Today, Former Secretary of State James Baker— a key figure when the original START treaty was negotiated- testified before the Senate Foreign Relations Committee on the history of arms control and on the New START treaty.
He called New START a modest and appropriate continuation of START I, although questions on missile defense, verification and our nuclear umbrella need to be addressed.
Baker’s testimony emphasized the importance of arms control, arguing it is a “critical component of our security” as well as that of our allies. He further suggested that our security increases when diplomatic relations between two nations are characterized by openness rather than secrecy.
He said that the New START takes us in a direction that can enhance our security, improve our relationship with Russia, allow for a reduction in the number of warheads, and increase our ability to work to stem proliferation of nuclear weapons.
In regards to Republican questions about limits on missile defense, Baker said that, in his opinion, it should not be mentioned in the treaty at all- but (in response to Senator Corker) that it is normal to have ambiguous language, that the Russians have always feared our missile defense program, and that the limit on converting offensive missile silos was likely included because it is a meaningless concession that could lessen Russian fears.
In echoing Secretary Gates yesterday, Baker noted that building a missile defense system that would negate Russia’s nuclear arsenal would be destabilizing. Interestingly, Senator DeMint – in an attempt to suggest that the left wants to limit missile defense — wrongly stated that Secretary Clinton had said yesterday that our missile defense program is directed against rogue nations like North Korea or Iran and not Russia. In fact, it was Secretary Gates and not Secretary Clinton who made that statement. Finally, Baker also dismissed Senator Risch’s concerns about the differences between U.S. and Russian unilateral statements regarding missile defense.
Baker, while reminding the committee of his seven hour meeting with Tariq Aziz in 1991 in which he implied that the use of chemical weapons against U.S. forces would be met with a nuclear response, said that the U.S. should be wary of committing to not being able to meet biological or chemical threats with a nuclear response (a commitment made in the Nuclear Posture Review).

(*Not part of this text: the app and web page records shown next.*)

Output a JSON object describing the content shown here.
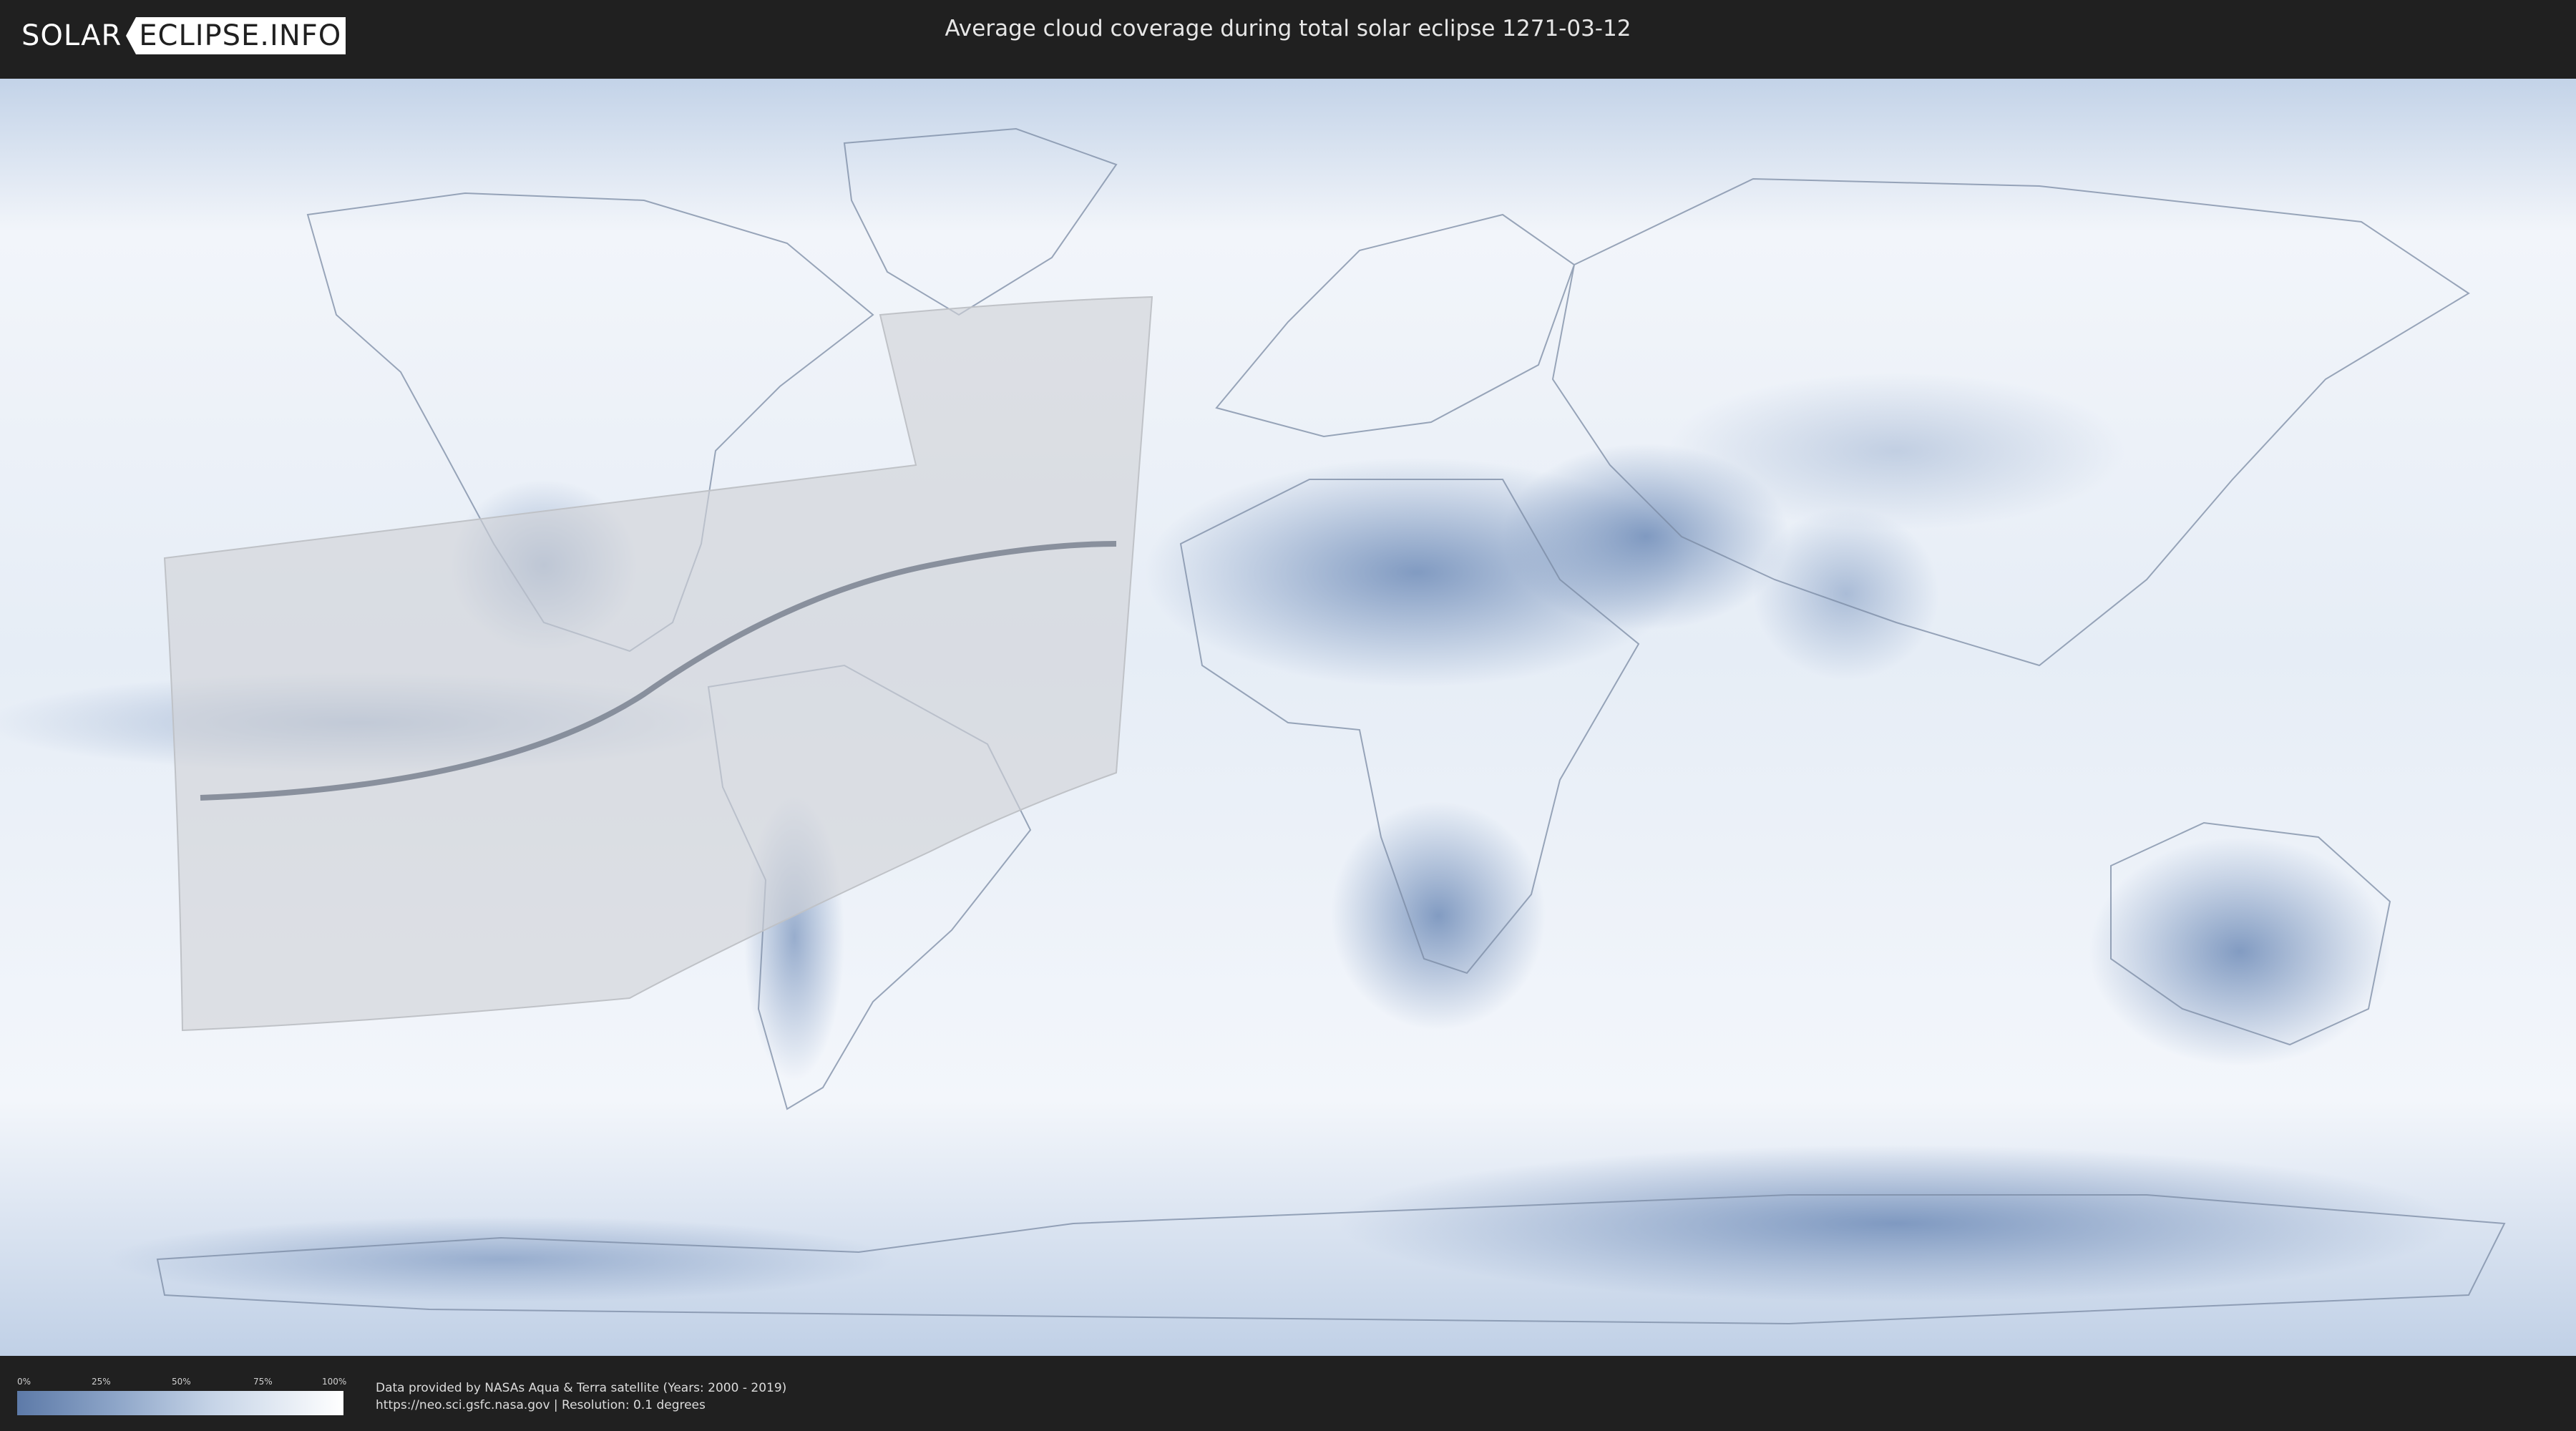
{
  "header": {
    "logo_left": "SOLAR",
    "logo_right": "ECLIPSE.INFO",
    "title": "Average cloud coverage during total solar eclipse 1271-03-12"
  },
  "legend": {
    "ticks": [
      "0%",
      "25%",
      "50%",
      "75%",
      "100%"
    ],
    "colors": {
      "min": "#5d7aa8",
      "max": "#ffffff"
    }
  },
  "footer": {
    "credit_line1": "Data provided by NASAs Aqua & Terra satellite (Years: 2000 - 2019)",
    "credit_line2": "https://neo.sci.gsfc.nasa.gov | Resolution: 0.1 degrees"
  },
  "map": {
    "type": "world cloud coverage map",
    "ocean_color": "#e9eff7",
    "cloud_low_color": "#6f8cb8",
    "path_region_color": "#d2d4d8",
    "central_line_color": "#7a8290"
  }
}
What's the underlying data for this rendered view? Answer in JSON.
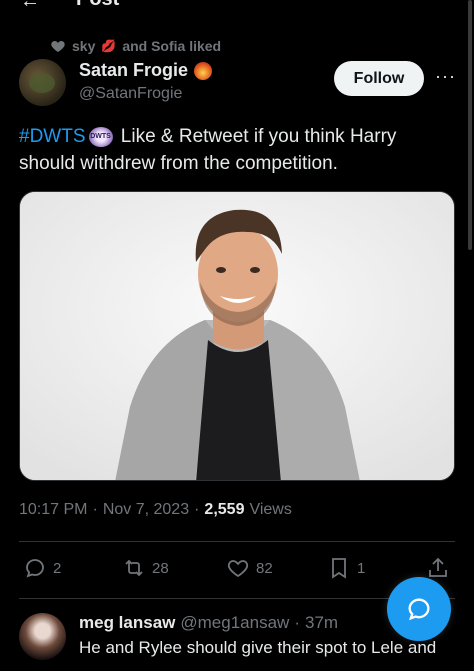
{
  "header": {
    "back_icon": "back-arrow-icon",
    "title": "Post"
  },
  "liked_by": {
    "icon": "heart-icon",
    "prefix": "sky",
    "emoji": "lips-emoji",
    "suffix": "and Sofia liked"
  },
  "author": {
    "display_name": "Satan Frogie",
    "badge": "fire-emoji",
    "handle": "@SatanFrogie"
  },
  "follow_label": "Follow",
  "more_icon": "more-icon",
  "more_text": "···",
  "tweet": {
    "hashtag": "#DWTS",
    "dwts_logo_text": "DWTS",
    "text_line1": " Like & Retweet if you think Harry",
    "text_line2": "should withdrew from the competition."
  },
  "meta": {
    "time": "10:17 PM",
    "sep1": "·",
    "date": "Nov 7, 2023",
    "sep2": "·",
    "views_count": "2,559",
    "views_label": "Views"
  },
  "actions": {
    "replies": "2",
    "reposts": "28",
    "likes": "82",
    "bookmarks": "1"
  },
  "reply": {
    "name": "meg lansaw",
    "handle": "@meg1ansaw",
    "sep": "·",
    "time": "37m",
    "text": "He and Rylee should give their spot to Lele and"
  },
  "colors": {
    "accent": "#1d9bf0",
    "muted": "#71767b",
    "text": "#e7e9ea",
    "background": "#000000"
  }
}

Also today, Senator Jon Kyl (R-AZ), speaking at the Nixon Center, derided the Obama Administration’s goal of zero nuclear weapons worldwide. Secretary Baker implicitly replied by noting that zero nuclear weapons is an admirable goal – and saying it should not be dismissed as “airy-fairy.” Secretary Baker specifically noted three conditions he thought necessary to achieve that goal: 1) negotiations with all nuclear threshold states and nuclear capable states at the table, 2) proportional reductions, and 3) unlimited treaty verification. Senator Kyl’s speech more broadly focused on moral leadership and why he believes that leading by example is not an effective policy, a point to which Baker replied to today and Secretary of Defense replied to in hearings a few weeks ago.
All in all, Baker made a modestly strong case for the New START Treaty, the overall importance of arms control, and the relation of both to non-proliferation efforts.